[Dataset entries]
=== Begin Enclosure ===

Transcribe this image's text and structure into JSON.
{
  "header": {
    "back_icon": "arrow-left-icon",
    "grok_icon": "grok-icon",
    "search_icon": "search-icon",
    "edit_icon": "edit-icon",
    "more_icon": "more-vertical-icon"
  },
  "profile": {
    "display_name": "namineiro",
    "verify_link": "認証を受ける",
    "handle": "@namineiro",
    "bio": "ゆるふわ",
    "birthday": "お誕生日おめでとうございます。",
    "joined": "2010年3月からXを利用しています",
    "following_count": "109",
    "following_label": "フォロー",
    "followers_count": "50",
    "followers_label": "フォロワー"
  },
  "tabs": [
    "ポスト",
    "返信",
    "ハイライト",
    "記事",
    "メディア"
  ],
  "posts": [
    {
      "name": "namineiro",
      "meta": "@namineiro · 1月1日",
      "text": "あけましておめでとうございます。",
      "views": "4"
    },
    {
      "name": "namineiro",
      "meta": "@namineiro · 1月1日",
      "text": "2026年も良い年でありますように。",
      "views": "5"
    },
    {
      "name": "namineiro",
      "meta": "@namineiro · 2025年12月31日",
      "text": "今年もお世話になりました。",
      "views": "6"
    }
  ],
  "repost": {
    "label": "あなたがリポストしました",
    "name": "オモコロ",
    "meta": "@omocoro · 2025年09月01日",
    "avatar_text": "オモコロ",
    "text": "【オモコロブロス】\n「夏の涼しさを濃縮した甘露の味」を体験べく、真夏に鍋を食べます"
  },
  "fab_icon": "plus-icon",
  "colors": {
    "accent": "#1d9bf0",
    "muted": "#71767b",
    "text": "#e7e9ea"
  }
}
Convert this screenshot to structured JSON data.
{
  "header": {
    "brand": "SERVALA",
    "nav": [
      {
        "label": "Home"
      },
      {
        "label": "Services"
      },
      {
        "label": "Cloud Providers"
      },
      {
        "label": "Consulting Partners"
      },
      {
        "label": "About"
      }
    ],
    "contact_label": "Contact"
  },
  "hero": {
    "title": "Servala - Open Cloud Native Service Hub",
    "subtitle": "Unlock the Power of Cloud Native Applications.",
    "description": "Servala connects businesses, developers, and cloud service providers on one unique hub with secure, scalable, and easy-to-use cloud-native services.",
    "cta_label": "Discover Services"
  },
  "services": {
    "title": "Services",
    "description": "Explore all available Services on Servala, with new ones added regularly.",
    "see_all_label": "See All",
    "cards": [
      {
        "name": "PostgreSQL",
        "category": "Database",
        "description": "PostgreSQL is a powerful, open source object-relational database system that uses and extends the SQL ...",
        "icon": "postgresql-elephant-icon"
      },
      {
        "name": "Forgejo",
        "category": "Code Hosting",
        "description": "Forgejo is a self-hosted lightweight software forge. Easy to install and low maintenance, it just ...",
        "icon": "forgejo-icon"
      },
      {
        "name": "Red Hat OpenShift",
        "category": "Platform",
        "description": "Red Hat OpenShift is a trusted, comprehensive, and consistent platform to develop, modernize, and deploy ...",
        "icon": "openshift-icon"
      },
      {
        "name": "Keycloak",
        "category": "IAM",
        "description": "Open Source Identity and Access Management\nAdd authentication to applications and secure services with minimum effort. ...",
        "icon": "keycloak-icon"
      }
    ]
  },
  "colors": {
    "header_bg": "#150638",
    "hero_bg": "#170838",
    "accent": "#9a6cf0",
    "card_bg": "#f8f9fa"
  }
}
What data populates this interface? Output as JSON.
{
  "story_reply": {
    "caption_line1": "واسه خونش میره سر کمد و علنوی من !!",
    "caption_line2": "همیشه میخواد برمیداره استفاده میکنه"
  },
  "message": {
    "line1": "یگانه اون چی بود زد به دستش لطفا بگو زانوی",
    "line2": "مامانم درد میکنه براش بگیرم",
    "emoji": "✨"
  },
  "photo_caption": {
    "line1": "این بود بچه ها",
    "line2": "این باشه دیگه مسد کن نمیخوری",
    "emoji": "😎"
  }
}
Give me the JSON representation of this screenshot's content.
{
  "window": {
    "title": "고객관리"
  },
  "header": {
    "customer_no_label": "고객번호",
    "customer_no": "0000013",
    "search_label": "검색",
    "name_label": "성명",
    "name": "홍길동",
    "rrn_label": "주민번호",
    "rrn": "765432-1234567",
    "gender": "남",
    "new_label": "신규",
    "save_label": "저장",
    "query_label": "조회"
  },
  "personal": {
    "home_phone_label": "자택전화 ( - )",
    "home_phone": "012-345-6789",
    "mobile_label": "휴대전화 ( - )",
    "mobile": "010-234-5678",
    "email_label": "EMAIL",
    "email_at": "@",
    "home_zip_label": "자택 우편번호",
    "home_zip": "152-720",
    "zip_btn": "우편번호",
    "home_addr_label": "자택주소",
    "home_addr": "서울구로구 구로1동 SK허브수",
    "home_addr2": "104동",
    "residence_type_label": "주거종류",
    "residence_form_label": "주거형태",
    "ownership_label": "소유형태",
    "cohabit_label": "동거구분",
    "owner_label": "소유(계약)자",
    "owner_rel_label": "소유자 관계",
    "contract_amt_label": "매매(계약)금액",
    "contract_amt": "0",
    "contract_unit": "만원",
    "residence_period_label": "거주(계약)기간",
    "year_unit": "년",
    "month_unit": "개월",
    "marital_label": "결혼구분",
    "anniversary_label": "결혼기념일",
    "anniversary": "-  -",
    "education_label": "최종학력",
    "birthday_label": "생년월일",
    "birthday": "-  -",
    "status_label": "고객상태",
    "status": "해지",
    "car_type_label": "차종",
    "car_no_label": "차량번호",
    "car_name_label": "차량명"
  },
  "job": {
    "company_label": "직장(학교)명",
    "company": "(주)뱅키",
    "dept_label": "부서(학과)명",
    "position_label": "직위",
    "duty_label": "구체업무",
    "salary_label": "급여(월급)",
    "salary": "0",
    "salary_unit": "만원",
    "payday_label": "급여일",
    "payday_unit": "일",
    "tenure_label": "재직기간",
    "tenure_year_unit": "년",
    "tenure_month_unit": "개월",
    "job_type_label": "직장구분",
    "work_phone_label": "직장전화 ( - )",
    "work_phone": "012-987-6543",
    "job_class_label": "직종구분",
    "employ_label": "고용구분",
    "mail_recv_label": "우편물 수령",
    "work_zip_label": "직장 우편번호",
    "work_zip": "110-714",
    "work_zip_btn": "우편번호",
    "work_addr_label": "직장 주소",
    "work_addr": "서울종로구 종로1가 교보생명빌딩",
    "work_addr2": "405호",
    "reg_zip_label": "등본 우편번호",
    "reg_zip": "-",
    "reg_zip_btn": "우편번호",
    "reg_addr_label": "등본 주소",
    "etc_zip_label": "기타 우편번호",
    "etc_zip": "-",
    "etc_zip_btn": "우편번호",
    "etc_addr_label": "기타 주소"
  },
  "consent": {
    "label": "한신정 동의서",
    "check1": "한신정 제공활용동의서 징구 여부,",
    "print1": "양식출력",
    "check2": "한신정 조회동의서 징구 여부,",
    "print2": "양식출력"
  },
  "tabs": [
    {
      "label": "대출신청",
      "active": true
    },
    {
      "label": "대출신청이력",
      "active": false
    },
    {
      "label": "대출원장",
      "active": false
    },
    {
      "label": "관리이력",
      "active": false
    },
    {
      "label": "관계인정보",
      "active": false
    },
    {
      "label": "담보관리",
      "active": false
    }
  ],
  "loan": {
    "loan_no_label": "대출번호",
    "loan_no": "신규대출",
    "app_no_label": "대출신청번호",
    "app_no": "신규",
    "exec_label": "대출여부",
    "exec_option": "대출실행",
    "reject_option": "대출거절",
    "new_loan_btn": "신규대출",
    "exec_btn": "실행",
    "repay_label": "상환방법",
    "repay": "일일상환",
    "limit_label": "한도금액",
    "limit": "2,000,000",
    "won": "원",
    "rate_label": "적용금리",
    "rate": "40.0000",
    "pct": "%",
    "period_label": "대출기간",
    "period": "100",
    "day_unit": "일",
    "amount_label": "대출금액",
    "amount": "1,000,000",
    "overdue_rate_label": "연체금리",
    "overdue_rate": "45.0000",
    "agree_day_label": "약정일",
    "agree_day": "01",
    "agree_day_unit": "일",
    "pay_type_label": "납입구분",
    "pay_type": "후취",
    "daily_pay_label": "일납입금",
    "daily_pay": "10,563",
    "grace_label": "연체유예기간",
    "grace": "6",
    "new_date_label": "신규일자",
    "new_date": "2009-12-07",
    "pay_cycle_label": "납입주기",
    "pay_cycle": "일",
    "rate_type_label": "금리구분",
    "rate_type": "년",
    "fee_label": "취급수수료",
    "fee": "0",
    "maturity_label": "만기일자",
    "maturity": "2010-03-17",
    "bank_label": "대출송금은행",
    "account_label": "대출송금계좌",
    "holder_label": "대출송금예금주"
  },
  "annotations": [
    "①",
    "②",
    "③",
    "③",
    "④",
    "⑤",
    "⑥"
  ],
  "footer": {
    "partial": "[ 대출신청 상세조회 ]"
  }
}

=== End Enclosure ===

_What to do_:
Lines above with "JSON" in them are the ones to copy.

_Solved problem_:
Transcribe this image's text and structure into JSON.
Convert this screenshot to structured JSON data.
What data populates this interface? Output as JSON.
Give me the JSON representation of this screenshot's content.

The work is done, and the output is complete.